Write out all of the entries below word for word.

§

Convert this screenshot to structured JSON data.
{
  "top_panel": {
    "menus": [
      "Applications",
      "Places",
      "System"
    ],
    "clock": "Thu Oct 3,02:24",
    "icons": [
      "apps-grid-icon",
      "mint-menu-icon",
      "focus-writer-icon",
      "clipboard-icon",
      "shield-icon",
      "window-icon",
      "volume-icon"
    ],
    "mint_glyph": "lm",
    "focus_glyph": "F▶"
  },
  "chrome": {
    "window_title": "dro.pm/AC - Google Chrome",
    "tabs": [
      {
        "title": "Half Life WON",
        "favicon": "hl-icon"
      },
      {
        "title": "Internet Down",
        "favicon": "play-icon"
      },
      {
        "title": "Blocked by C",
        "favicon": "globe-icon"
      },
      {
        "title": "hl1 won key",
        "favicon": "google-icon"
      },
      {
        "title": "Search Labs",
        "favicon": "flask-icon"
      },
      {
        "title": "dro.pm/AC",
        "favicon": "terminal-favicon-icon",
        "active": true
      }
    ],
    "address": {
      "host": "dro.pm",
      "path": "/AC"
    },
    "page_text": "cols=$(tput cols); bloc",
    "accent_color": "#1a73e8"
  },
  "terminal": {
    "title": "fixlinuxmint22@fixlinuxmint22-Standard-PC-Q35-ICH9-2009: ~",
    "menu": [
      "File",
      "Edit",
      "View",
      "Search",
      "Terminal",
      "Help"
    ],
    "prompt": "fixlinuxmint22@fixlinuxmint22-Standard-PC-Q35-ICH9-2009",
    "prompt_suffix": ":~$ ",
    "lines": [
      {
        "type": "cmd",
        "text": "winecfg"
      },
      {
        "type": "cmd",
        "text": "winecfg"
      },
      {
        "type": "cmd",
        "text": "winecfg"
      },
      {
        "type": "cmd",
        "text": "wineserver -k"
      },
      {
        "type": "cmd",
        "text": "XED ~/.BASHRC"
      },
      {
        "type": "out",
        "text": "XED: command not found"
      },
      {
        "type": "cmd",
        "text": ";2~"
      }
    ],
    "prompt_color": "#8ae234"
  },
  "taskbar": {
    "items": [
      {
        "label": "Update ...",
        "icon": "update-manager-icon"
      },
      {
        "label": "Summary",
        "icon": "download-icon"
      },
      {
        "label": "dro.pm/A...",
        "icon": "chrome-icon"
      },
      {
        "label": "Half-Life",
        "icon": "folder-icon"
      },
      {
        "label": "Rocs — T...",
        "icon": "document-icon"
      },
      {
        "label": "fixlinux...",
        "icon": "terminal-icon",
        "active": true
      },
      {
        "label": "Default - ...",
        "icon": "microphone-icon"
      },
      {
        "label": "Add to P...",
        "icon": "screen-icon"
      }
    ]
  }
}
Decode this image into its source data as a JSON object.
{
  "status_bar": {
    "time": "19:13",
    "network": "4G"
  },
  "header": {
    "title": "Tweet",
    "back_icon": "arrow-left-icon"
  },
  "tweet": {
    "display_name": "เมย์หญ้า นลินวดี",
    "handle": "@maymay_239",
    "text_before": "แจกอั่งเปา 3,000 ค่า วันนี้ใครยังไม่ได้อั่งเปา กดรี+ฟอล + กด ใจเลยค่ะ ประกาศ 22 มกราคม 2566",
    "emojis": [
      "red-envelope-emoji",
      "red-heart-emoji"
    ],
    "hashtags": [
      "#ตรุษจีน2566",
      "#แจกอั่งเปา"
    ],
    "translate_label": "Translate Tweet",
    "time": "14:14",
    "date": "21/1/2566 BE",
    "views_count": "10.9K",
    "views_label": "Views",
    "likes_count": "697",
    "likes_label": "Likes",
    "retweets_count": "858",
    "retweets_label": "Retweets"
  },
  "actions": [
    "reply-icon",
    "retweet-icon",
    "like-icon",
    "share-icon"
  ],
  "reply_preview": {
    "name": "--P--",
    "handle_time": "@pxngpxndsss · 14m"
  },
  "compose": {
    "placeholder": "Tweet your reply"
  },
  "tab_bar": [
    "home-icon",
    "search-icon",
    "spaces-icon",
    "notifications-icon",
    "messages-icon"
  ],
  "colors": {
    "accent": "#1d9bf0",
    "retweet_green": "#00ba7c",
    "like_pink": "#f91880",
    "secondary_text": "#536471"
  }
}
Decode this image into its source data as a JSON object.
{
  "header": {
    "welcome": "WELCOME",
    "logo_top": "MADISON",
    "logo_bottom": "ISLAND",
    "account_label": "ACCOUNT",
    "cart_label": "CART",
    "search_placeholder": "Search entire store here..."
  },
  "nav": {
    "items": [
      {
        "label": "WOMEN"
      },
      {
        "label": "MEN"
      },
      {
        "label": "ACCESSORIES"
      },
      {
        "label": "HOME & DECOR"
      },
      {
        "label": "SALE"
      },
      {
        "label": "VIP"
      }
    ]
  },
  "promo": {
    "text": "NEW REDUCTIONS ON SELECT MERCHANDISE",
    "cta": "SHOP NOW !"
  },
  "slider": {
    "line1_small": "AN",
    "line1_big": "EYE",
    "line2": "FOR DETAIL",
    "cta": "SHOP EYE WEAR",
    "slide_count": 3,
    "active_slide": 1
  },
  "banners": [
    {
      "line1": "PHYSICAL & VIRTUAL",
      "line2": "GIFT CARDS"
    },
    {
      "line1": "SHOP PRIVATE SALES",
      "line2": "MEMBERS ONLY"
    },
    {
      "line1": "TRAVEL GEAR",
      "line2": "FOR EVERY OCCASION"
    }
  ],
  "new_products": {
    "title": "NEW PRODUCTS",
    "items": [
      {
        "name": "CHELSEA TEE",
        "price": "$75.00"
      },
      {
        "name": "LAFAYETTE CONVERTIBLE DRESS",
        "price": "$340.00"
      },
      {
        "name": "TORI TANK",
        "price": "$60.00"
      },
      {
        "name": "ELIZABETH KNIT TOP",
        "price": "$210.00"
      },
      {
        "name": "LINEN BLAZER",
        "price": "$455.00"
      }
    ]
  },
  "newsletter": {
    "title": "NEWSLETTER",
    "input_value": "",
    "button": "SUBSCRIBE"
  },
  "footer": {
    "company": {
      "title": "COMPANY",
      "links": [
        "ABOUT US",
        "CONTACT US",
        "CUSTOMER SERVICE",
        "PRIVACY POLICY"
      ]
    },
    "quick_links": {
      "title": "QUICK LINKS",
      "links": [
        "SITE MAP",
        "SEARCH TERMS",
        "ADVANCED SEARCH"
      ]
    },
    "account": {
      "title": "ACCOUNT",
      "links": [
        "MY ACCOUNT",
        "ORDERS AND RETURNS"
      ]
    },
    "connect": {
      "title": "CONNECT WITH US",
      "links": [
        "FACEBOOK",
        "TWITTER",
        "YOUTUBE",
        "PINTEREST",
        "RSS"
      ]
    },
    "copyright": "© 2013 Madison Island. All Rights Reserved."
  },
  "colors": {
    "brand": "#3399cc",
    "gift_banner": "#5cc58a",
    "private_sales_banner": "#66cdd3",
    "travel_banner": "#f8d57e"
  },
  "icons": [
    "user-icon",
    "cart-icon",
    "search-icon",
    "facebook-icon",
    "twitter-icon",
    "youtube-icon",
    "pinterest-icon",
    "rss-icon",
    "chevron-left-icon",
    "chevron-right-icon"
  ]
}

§

» **RESULT**:
Convert this screenshot to structured JSON data.
{
  "top_panel": {
    "menus": [
      "Applications",
      "Places",
      "System"
    ],
    "clock": "Thu Oct 3,02:24",
    "icons": [
      "apps-grid-icon",
      "mint-menu-icon",
      "focus-writer-icon",
      "clipboard-icon",
      "shield-icon",
      "window-icon",
      "volume-icon"
    ],
    "mint_glyph": "lm",
    "focus_glyph": "F▶"
  },
  "chrome": {
    "window_title": "dro.pm/AC - Google Chrome",
    "tabs": [
      {
        "title": "Half Life WON",
        "favicon": "hl-icon"
      },
      {
        "title": "Internet Down",
        "favicon": "play-icon"
      },
      {
        "title": "Blocked by C",
        "favicon": "globe-icon"
      },
      {
        "title": "hl1 won key",
        "favicon": "google-icon"
      },
      {
        "title": "Search Labs",
        "favicon": "flask-icon"
      },
      {
        "title": "dro.pm/AC",
        "favicon": "terminal-favicon-icon",
        "active": true
      }
    ],
    "address": {
      "host": "dro.pm",
      "path": "/AC"
    },
    "page_text": "cols=$(tput cols); bloc",
    "accent_color": "#1a73e8"
  },
  "terminal": {
    "title": "fixlinuxmint22@fixlinuxmint22-Standard-PC-Q35-ICH9-2009: ~",
    "menu": [
      "File",
      "Edit",
      "View",
      "Search",
      "Terminal",
      "Help"
    ],
    "prompt": "fixlinuxmint22@fixlinuxmint22-Standard-PC-Q35-ICH9-2009",
    "prompt_suffix": ":~$ ",
    "lines": [
      {
        "type": "cmd",
        "text": "winecfg"
      },
      {
        "type": "cmd",
        "text": "winecfg"
      },
      {
        "type": "cmd",
        "text": "winecfg"
      },
      {
        "type": "cmd",
        "text": "wineserver -k"
      },
      {
        "type": "cmd",
        "text": "XED ~/.BASHRC"
      },
      {
        "type": "out",
        "text": "XED: command not found"
      },
      {
        "type": "cmd",
        "text": ";2~"
      }
    ],
    "prompt_color": "#8ae234"
  },
  "taskbar": {
    "items": [
      {
        "label": "Update ...",
        "icon": "update-manager-icon"
      },
      {
        "label": "Summary",
        "icon": "download-icon"
      },
      {
        "label": "dro.pm/A...",
        "icon": "chrome-icon"
      },
      {
        "label": "Half-Life",
        "icon": "folder-icon"
      },
      {
        "label": "Rocs — T...",
        "icon": "document-icon"
      },
      {
        "label": "fixlinux...",
        "icon": "terminal-icon",
        "active": true
      },
      {
        "label": "Default - ...",
        "icon": "microphone-icon"
      },
      {
        "label": "Add to P...",
        "icon": "screen-icon"
      }
    ]
  }
}
Decode this image into its source data as a JSON object.
{
  "status_bar": {
    "time": "19:13",
    "network": "4G"
  },
  "header": {
    "title": "Tweet",
    "back_icon": "arrow-left-icon"
  },
  "tweet": {
    "display_name": "เมย์หญ้า นลินวดี",
    "handle": "@maymay_239",
    "text_before": "แจกอั่งเปา 3,000 ค่า วันนี้ใครยังไม่ได้อั่งเปา กดรี+ฟอล + กด ใจเลยค่ะ ประกาศ 22 มกราคม 2566",
    "emojis": [
      "red-envelope-emoji",
      "red-heart-emoji"
    ],
    "hashtags": [
      "#ตรุษจีน2566",
      "#แจกอั่งเปา"
    ],
    "translate_label": "Translate Tweet",
    "time": "14:14",
    "date": "21/1/2566 BE",
    "views_count": "10.9K",
    "views_label": "Views",
    "likes_count": "697",
    "likes_label": "Likes",
    "retweets_count": "858",
    "retweets_label": "Retweets"
  },
  "actions": [
    "reply-icon",
    "retweet-icon",
    "like-icon",
    "share-icon"
  ],
  "reply_preview": {
    "name": "--P--",
    "handle_time": "@pxngpxndsss · 14m"
  },
  "compose": {
    "placeholder": "Tweet your reply"
  },
  "tab_bar": [
    "home-icon",
    "search-icon",
    "spaces-icon",
    "notifications-icon",
    "messages-icon"
  ],
  "colors": {
    "accent": "#1d9bf0",
    "retweet_green": "#00ba7c",
    "like_pink": "#f91880",
    "secondary_text": "#536471"
  }
}
Decode this image into its source data as a JSON object.
{
  "header": {
    "welcome": "WELCOME",
    "logo_top": "MADISON",
    "logo_bottom": "ISLAND",
    "account_label": "ACCOUNT",
    "cart_label": "CART",
    "search_placeholder": "Search entire store here..."
  },
  "nav": {
    "items": [
      {
        "label": "WOMEN"
      },
      {
        "label": "MEN"
      },
      {
        "label": "ACCESSORIES"
      },
      {
        "label": "HOME & DECOR"
      },
      {
        "label": "SALE"
      },
      {
        "label": "VIP"
      }
    ]
  },
  "promo": {
    "text": "NEW REDUCTIONS ON SELECT MERCHANDISE",
    "cta": "SHOP NOW !"
  },
  "slider": {
    "line1_small": "AN",
    "line1_big": "EYE",
    "line2": "FOR DETAIL",
    "cta": "SHOP EYE WEAR",
    "slide_count": 3,
    "active_slide": 1
  },
  "banners": [
    {
      "line1": "PHYSICAL & VIRTUAL",
      "line2": "GIFT CARDS"
    },
    {
      "line1": "SHOP PRIVATE SALES",
      "line2": "MEMBERS ONLY"
    },
    {
      "line1": "TRAVEL GEAR",
      "line2": "FOR EVERY OCCASION"
    }
  ],
  "new_products": {
    "title": "NEW PRODUCTS",
    "items": [
      {
        "name": "CHELSEA TEE",
        "price": "$75.00"
      },
      {
        "name": "LAFAYETTE CONVERTIBLE DRESS",
        "price": "$340.00"
      },
      {
        "name": "TORI TANK",
        "price": "$60.00"
      },
      {
        "name": "ELIZABETH KNIT TOP",
        "price": "$210.00"
      },
      {
        "name": "LINEN BLAZER",
        "price": "$455.00"
      }
    ]
  },
  "newsletter": {
    "title": "NEWSLETTER",
    "input_value": "",
    "button": "SUBSCRIBE"
  },
  "footer": {
    "company": {
      "title": "COMPANY",
      "links": [
        "ABOUT US",
        "CONTACT US",
        "CUSTOMER SERVICE",
        "PRIVACY POLICY"
      ]
    },
    "quick_links": {
      "title": "QUICK LINKS",
      "links": [
        "SITE MAP",
        "SEARCH TERMS",
        "ADVANCED SEARCH"
      ]
    },
    "account": {
      "title": "ACCOUNT",
      "links": [
        "MY ACCOUNT",
        "ORDERS AND RETURNS"
      ]
    },
    "connect": {
      "title": "CONNECT WITH US",
      "links": [
        "FACEBOOK",
        "TWITTER",
        "YOUTUBE",
        "PINTEREST",
        "RSS"
      ]
    },
    "copyright": "© 2013 Madison Island. All Rights Reserved."
  },
  "colors": {
    "brand": "#3399cc",
    "gift_banner": "#5cc58a",
    "private_sales_banner": "#66cdd3",
    "travel_banner": "#f8d57e"
  },
  "icons": [
    "user-icon",
    "cart-icon",
    "search-icon",
    "facebook-icon",
    "twitter-icon",
    "youtube-icon",
    "pinterest-icon",
    "rss-icon",
    "chevron-left-icon",
    "chevron-right-icon"
  ]
}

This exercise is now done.